- Data to process -
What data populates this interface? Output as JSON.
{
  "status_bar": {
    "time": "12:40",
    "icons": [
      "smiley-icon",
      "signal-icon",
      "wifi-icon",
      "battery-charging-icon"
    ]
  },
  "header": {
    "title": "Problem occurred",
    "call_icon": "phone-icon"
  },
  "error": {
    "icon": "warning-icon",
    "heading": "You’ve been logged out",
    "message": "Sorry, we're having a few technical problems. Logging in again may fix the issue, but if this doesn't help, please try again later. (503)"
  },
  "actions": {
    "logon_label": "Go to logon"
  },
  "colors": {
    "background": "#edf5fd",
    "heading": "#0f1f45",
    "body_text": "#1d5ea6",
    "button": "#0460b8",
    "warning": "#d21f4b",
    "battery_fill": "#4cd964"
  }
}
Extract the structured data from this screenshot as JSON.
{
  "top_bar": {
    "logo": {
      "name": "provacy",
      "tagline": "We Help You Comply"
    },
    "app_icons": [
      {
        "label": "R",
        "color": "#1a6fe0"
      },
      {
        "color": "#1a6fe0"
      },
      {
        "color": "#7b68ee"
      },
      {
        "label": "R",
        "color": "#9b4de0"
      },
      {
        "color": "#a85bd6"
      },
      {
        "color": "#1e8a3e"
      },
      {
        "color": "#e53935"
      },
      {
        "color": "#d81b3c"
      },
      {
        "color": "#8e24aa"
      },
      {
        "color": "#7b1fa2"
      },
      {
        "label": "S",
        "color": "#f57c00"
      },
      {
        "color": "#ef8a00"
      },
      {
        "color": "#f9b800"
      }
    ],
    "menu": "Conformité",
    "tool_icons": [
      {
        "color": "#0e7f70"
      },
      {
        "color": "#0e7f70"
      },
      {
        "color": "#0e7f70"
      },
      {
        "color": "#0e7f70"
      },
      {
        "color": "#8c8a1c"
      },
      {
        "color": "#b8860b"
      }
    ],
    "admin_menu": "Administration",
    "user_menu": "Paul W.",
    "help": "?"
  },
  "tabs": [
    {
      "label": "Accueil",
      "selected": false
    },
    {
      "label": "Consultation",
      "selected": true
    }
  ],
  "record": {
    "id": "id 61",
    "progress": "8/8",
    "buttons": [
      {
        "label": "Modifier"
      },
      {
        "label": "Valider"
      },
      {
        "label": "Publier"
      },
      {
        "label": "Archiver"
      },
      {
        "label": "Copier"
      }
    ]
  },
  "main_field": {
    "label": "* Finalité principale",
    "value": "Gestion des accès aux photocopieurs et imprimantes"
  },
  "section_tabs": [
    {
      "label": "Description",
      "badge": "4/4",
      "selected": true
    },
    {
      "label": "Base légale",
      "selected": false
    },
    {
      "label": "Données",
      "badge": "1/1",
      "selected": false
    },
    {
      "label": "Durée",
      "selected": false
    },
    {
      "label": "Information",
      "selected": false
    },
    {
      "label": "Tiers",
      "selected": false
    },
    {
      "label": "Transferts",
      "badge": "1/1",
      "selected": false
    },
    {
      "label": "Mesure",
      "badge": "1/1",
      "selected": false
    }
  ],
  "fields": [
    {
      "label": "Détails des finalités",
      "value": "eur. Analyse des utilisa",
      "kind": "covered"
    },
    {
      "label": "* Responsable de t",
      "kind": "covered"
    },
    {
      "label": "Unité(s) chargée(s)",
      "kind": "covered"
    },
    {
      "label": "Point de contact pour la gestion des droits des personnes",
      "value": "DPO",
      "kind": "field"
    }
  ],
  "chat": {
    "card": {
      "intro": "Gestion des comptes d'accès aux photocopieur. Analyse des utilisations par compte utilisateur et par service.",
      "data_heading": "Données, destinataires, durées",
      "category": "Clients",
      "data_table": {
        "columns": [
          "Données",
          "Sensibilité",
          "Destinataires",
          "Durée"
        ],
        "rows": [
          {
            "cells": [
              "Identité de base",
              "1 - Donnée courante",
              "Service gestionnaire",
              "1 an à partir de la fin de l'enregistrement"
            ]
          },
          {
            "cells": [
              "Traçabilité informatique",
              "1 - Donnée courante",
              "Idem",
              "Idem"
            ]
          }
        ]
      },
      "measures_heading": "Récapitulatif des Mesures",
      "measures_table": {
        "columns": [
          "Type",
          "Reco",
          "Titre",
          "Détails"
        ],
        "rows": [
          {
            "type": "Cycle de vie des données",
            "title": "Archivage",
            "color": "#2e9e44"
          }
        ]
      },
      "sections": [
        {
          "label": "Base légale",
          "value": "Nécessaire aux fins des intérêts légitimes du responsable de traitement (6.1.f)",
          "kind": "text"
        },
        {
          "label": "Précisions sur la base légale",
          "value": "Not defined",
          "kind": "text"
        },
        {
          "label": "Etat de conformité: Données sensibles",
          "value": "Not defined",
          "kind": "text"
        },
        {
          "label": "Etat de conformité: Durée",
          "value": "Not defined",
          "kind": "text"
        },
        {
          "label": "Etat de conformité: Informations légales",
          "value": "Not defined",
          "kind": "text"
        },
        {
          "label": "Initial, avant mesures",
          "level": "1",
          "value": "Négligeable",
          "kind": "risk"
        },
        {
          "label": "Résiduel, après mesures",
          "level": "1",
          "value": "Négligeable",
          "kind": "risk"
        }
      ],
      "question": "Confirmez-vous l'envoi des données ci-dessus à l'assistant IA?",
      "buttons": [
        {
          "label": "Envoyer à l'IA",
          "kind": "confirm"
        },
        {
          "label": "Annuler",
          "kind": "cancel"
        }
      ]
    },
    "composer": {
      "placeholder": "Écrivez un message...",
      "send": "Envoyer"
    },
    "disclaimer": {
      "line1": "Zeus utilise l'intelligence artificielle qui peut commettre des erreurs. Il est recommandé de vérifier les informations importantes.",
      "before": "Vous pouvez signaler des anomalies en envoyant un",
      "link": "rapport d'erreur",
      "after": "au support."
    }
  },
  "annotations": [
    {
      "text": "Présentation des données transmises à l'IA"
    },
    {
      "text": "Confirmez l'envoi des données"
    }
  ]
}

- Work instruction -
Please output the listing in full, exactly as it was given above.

- Task output -
What data populates this interface? Output as JSON.
{
  "status_bar": {
    "time": "12:40",
    "icons": [
      "smiley-icon",
      "signal-icon",
      "wifi-icon",
      "battery-charging-icon"
    ]
  },
  "header": {
    "title": "Problem occurred",
    "call_icon": "phone-icon"
  },
  "error": {
    "icon": "warning-icon",
    "heading": "You’ve been logged out",
    "message": "Sorry, we're having a few technical problems. Logging in again may fix the issue, but if this doesn't help, please try again later. (503)"
  },
  "actions": {
    "logon_label": "Go to logon"
  },
  "colors": {
    "background": "#edf5fd",
    "heading": "#0f1f45",
    "body_text": "#1d5ea6",
    "button": "#0460b8",
    "warning": "#d21f4b",
    "battery_fill": "#4cd964"
  }
}
Extract the structured data from this screenshot as JSON.
{
  "top_bar": {
    "logo": {
      "name": "provacy",
      "tagline": "We Help You Comply"
    },
    "app_icons": [
      {
        "label": "R",
        "color": "#1a6fe0"
      },
      {
        "color": "#1a6fe0"
      },
      {
        "color": "#7b68ee"
      },
      {
        "label": "R",
        "color": "#9b4de0"
      },
      {
        "color": "#a85bd6"
      },
      {
        "color": "#1e8a3e"
      },
      {
        "color": "#e53935"
      },
      {
        "color": "#d81b3c"
      },
      {
        "color": "#8e24aa"
      },
      {
        "color": "#7b1fa2"
      },
      {
        "label": "S",
        "color": "#f57c00"
      },
      {
        "color": "#ef8a00"
      },
      {
        "color": "#f9b800"
      }
    ],
    "menu": "Conformité",
    "tool_icons": [
      {
        "color": "#0e7f70"
      },
      {
        "color": "#0e7f70"
      },
      {
        "color": "#0e7f70"
      },
      {
        "color": "#0e7f70"
      },
      {
        "color": "#8c8a1c"
      },
      {
        "color": "#b8860b"
      }
    ],
    "admin_menu": "Administration",
    "user_menu": "Paul W.",
    "help": "?"
  },
  "tabs": [
    {
      "label": "Accueil",
      "selected": false
    },
    {
      "label": "Consultation",
      "selected": true
    }
  ],
  "record": {
    "id": "id 61",
    "progress": "8/8",
    "buttons": [
      {
        "label": "Modifier"
      },
      {
        "label": "Valider"
      },
      {
        "label": "Publier"
      },
      {
        "label": "Archiver"
      },
      {
        "label": "Copier"
      }
    ]
  },
  "main_field": {
    "label": "* Finalité principale",
    "value": "Gestion des accès aux photocopieurs et imprimantes"
  },
  "section_tabs": [
    {
      "label": "Description",
      "badge": "4/4",
      "selected": true
    },
    {
      "label": "Base légale",
      "selected": false
    },
    {
      "label": "Données",
      "badge": "1/1",
      "selected": false
    },
    {
      "label": "Durée",
      "selected": false
    },
    {
      "label": "Information",
      "selected": false
    },
    {
      "label": "Tiers",
      "selected": false
    },
    {
      "label": "Transferts",
      "badge": "1/1",
      "selected": false
    },
    {
      "label": "Mesure",
      "badge": "1/1",
      "selected": false
    }
  ],
  "fields": [
    {
      "label": "Détails des finalités",
      "value": "eur. Analyse des utilisa",
      "kind": "covered"
    },
    {
      "label": "* Responsable de t",
      "kind": "covered"
    },
    {
      "label": "Unité(s) chargée(s)",
      "kind": "covered"
    },
    {
      "label": "Point de contact pour la gestion des droits des personnes",
      "value": "DPO",
      "kind": "field"
    }
  ],
  "chat": {
    "card": {
      "intro": "Gestion des comptes d'accès aux photocopieur. Analyse des utilisations par compte utilisateur et par service.",
      "data_heading": "Données, destinataires, durées",
      "category": "Clients",
      "data_table": {
        "columns": [
          "Données",
          "Sensibilité",
          "Destinataires",
          "Durée"
        ],
        "rows": [
          {
            "cells": [
              "Identité de base",
              "1 - Donnée courante",
              "Service gestionnaire",
              "1 an à partir de la fin de l'enregistrement"
            ]
          },
          {
            "cells": [
              "Traçabilité informatique",
              "1 - Donnée courante",
              "Idem",
              "Idem"
            ]
          }
        ]
      },
      "measures_heading": "Récapitulatif des Mesures",
      "measures_table": {
        "columns": [
          "Type",
          "Reco",
          "Titre",
          "Détails"
        ],
        "rows": [
          {
            "type": "Cycle de vie des données",
            "title": "Archivage",
            "color": "#2e9e44"
          }
        ]
      },
      "sections": [
        {
          "label": "Base légale",
          "value": "Nécessaire aux fins des intérêts légitimes du responsable de traitement (6.1.f)",
          "kind": "text"
        },
        {
          "label": "Précisions sur la base légale",
          "value": "Not defined",
          "kind": "text"
        },
        {
          "label": "Etat de conformité: Données sensibles",
          "value": "Not defined",
          "kind": "text"
        },
        {
          "label": "Etat de conformité: Durée",
          "value": "Not defined",
          "kind": "text"
        },
        {
          "label": "Etat de conformité: Informations légales",
          "value": "Not defined",
          "kind": "text"
        },
        {
          "label": "Initial, avant mesures",
          "level": "1",
          "value": "Négligeable",
          "kind": "risk"
        },
        {
          "label": "Résiduel, après mesures",
          "level": "1",
          "value": "Négligeable",
          "kind": "risk"
        }
      ],
      "question": "Confirmez-vous l'envoi des données ci-dessus à l'assistant IA?",
      "buttons": [
        {
          "label": "Envoyer à l'IA",
          "kind": "confirm"
        },
        {
          "label": "Annuler",
          "kind": "cancel"
        }
      ]
    },
    "composer": {
      "placeholder": "Écrivez un message...",
      "send": "Envoyer"
    },
    "disclaimer": {
      "line1": "Zeus utilise l'intelligence artificielle qui peut commettre des erreurs. Il est recommandé de vérifier les informations importantes.",
      "before": "Vous pouvez signaler des anomalies en envoyant un",
      "link": "rapport d'erreur",
      "after": "au support."
    }
  },
  "annotations": [
    {
      "text": "Présentation des données transmises à l'IA"
    },
    {
      "text": "Confirmez l'envoi des données"
    }
  ]
}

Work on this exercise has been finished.